**TASK DETAILS:** Could the records below please be retyped exactly, with their pictures left out?

(Collected data entries)
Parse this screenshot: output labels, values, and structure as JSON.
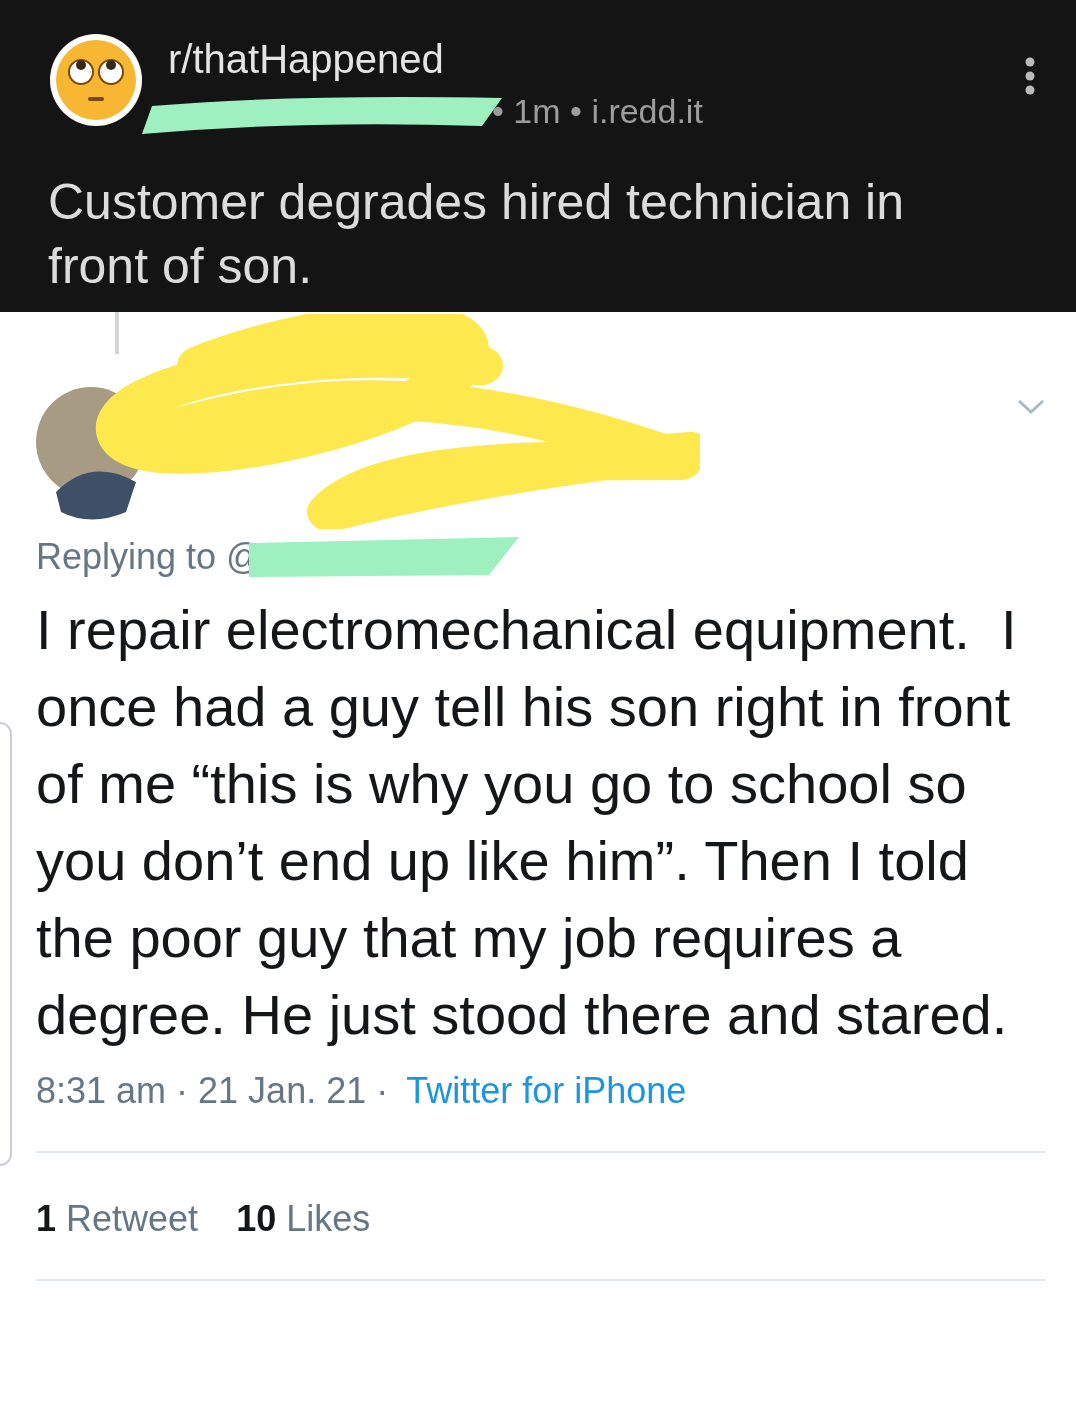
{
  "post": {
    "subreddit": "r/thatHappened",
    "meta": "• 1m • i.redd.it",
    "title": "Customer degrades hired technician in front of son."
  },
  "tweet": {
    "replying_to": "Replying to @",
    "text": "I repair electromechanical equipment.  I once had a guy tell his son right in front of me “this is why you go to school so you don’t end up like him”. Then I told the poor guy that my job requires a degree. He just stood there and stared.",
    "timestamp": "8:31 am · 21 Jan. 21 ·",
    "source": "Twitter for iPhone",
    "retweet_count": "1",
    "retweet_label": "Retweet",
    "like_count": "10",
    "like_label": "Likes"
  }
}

**RESULT FOR THIS EXERCISE:**
Parse this screenshot: output labels, values, and structure as JSON.
{
  "post": {
    "subreddit": "r/thatHappened",
    "meta": "• 1m • i.redd.it",
    "title": "Customer degrades hired technician in front of son."
  },
  "tweet": {
    "replying_to": "Replying to @",
    "text": "I repair electromechanical equipment.  I once had a guy tell his son right in front of me “this is why you go to school so you don’t end up like him”. Then I told the poor guy that my job requires a degree. He just stood there and stared.",
    "timestamp": "8:31 am · 21 Jan. 21 ·",
    "source": "Twitter for iPhone",
    "retweet_count": "1",
    "retweet_label": "Retweet",
    "like_count": "10",
    "like_label": "Likes"
  }
}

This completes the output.